NRF: July Retail Sales Up, But Consumer Spending Could Slow
The National Retail Federation (NRF) today announced that retail sales — excluding automobile dealers, gasoline stations and restaurants — were up 0.9 percent in July, up 5.6 percent year-over-year, and the industry trade association remains cautiously optimistic about consumer spending as a whole for the rest of the year. The NRF said its numbers are based on data from the U.S. Census Bureau, which also announced today that July sales — including auto dealers, gas stations and restaurants — were up 3.4 percent year-over-year. Specifics from key retail sectors during July include the following.
- Online and other nonstore sales were up 19.3 percent year-over-year and up 2.8 percent month-over-month seasonally adjusted, likely boosted by Amazon.com's Prime Day promotion.
- Health and personal care stores were up 6.1 percent year-over-year, but down 0.2 percent month-over-month seasonally adjusted.
- Grocery and beverage stores were up 4 percent year-over-year and up 0.6 percent month-over-month seasonally adjusted.
- General merchandise stores were up 2.1 percent year-over-year and up 0.6 percent month-over-month seasonally adjusted.
- Furniture and home furnishings stores were up 2 percent year-over-year and up 0.3 percent month-over-month seasonally adjusted.
- Sporting goods stores were up 2 percent year-over-year, but down 1.1 percent month-over-month seasonally adjusted.
- Building materials and garden supply stores were down 0.5 percent year-over-year, but up 0.2 percent month-over-month seasonally adjusted.
- Clothing and clothing accessory stores were down 1.6 percent year-over-year, but up 0.8 percent month-over-month seasonally adjusted.
- Electronics and appliance stores were down 2.3 percent year-over-year, but up 0.9 percent month-over-month seasonally adjusted.
“July’s strong results are consistent with a confident consumer,” said NRF Chief Economist Jack Kleinhenz. “Households are in good shape with spending and that should continue as long as the labor market remains healthy.
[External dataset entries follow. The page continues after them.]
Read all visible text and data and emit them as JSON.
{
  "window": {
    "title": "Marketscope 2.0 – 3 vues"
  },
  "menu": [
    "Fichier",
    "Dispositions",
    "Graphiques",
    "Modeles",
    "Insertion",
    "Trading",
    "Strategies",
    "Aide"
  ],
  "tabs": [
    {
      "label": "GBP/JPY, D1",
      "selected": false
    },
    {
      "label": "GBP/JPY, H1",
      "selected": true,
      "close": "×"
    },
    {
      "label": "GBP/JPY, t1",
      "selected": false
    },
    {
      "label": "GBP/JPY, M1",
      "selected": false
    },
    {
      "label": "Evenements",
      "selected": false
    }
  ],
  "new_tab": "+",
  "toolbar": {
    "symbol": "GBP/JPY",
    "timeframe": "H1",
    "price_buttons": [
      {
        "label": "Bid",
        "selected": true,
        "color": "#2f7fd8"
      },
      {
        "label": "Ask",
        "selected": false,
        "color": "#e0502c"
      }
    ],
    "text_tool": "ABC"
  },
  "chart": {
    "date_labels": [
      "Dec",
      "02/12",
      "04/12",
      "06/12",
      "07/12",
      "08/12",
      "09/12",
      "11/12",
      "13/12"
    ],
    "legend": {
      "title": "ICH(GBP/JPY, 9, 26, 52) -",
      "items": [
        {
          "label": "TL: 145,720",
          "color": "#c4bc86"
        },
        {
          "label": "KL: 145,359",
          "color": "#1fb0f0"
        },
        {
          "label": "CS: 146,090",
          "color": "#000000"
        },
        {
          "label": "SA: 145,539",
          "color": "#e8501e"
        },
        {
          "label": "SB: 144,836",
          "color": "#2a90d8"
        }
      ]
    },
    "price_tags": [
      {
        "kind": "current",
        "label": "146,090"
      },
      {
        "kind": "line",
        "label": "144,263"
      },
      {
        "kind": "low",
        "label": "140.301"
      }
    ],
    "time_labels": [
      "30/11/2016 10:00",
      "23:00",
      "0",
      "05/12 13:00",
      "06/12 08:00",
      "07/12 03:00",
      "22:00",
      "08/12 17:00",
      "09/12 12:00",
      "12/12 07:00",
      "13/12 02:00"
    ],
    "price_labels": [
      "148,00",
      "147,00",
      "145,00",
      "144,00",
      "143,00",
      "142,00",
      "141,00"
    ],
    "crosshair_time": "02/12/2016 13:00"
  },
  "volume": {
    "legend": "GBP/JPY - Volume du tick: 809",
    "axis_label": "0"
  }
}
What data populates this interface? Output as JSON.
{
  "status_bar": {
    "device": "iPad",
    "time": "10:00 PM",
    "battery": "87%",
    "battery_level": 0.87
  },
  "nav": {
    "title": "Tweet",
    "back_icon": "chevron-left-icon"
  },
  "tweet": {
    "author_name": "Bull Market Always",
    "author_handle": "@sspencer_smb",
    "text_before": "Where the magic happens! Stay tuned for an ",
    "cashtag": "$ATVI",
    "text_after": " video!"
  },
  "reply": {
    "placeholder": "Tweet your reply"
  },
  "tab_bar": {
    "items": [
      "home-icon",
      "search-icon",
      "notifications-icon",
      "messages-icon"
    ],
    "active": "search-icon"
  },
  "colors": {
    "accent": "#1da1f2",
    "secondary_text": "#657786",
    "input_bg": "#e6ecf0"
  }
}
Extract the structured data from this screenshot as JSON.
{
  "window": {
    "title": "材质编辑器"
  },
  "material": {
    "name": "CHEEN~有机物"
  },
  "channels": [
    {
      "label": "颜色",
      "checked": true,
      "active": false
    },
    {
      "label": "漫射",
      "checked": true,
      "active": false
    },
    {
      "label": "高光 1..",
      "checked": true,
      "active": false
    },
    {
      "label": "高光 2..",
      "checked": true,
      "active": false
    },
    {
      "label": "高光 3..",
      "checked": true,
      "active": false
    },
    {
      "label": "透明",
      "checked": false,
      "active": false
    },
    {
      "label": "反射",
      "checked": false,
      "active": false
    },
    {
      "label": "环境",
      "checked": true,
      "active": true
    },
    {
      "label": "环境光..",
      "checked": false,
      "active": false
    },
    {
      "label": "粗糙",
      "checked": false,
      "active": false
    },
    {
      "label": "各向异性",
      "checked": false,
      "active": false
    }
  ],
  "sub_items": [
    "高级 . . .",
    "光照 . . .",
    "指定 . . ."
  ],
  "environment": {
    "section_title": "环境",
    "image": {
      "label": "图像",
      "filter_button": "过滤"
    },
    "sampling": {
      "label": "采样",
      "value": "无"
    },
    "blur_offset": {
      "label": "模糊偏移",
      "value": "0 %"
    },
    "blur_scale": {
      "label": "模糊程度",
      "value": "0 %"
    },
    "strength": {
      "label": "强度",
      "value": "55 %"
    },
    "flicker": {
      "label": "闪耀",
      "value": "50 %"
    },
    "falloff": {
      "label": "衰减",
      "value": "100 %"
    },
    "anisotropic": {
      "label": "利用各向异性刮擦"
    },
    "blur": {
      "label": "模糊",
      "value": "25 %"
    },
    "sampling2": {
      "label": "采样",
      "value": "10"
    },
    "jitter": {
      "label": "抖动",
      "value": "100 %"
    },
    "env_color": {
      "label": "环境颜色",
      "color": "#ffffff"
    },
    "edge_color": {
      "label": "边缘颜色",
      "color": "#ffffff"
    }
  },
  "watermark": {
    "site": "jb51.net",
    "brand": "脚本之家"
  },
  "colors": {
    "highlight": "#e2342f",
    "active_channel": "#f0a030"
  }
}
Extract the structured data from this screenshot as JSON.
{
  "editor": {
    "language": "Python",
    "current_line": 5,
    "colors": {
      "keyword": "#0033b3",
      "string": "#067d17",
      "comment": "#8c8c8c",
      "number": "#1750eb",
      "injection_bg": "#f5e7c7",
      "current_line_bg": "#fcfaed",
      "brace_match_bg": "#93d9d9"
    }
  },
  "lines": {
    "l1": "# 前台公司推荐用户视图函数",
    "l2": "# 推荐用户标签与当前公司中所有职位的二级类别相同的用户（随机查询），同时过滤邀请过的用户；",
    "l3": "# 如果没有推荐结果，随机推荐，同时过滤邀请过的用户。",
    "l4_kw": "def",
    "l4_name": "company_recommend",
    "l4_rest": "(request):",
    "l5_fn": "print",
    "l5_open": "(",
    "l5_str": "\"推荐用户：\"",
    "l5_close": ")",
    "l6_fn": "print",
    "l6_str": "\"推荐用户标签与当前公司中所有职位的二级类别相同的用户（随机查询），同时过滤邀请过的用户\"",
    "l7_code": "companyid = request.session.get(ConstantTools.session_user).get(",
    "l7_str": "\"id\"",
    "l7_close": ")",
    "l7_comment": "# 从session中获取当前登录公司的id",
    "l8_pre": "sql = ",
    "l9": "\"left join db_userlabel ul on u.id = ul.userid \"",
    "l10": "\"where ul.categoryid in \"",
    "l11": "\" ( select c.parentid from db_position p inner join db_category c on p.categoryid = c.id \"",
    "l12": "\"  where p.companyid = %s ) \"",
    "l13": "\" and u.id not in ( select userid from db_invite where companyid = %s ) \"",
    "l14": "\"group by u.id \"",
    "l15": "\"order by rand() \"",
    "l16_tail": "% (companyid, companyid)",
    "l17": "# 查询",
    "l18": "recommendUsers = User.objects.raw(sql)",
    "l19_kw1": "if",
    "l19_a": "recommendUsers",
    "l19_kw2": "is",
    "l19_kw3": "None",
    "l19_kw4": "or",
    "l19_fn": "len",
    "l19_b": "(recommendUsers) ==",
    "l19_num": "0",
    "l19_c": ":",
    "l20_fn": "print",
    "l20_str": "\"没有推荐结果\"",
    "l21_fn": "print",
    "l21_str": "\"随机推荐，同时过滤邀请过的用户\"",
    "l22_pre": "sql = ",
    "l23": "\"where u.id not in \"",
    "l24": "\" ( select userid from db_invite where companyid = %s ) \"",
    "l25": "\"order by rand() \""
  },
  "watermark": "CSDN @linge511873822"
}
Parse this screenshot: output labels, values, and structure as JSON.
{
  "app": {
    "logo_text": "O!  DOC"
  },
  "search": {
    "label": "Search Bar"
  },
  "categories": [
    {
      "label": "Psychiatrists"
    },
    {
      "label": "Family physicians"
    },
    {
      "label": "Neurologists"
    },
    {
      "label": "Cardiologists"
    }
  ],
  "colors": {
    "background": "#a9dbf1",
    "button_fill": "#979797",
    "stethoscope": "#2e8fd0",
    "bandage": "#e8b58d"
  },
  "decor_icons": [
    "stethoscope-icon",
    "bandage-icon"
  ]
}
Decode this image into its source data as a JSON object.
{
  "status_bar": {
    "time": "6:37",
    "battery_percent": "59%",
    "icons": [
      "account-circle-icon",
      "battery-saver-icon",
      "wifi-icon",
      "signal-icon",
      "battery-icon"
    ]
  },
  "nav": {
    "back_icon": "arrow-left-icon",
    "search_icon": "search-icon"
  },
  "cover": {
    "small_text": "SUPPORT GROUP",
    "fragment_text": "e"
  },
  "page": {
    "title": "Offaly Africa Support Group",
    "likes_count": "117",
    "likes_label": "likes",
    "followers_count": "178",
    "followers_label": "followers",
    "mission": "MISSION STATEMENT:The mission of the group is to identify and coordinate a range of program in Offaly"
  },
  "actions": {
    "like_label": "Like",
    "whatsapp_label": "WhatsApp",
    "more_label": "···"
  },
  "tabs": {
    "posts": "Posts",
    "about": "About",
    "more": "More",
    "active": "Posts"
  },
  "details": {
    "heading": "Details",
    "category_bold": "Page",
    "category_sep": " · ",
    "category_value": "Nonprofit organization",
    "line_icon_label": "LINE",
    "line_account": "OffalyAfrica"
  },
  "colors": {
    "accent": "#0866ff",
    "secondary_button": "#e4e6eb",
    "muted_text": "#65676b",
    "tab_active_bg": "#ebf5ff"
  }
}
But it’s important to remember that today’s data is looking backward at what was happening a month ago. The impact of volatile financial markets and increased trade tensions in recent weeks may put a wind of caution in consumer spending as we move forward in 2019.”
Total Retail's Take: Indeed, the NRF is concerned about recent economic news. To wit: The release of July’s numbers comes two days after the Trump administration delayed new tariffs on some consumer goods until Dec. 15 to avoid any impact on holiday spending, but many products will still be hit by tariffs taking effect Sept. 1. In fact, the NRF put a statement out about the tariff issue earlier this week, saying that it's pleased the administration is delaying some tariffs ahead of the holiday season, but tempered its enthusiasm. "Uncertainty for U.S. businesses continues, and tariffs taking effect Sept. 1 will result in higher costs for American families and slow the U.S. economy. During this delay period, we urge the administration to develop an effective strategy to address China’s unfair trade practices by working with our allies instead of using unilateral tariffs that cost American jobs and hurt consumers.”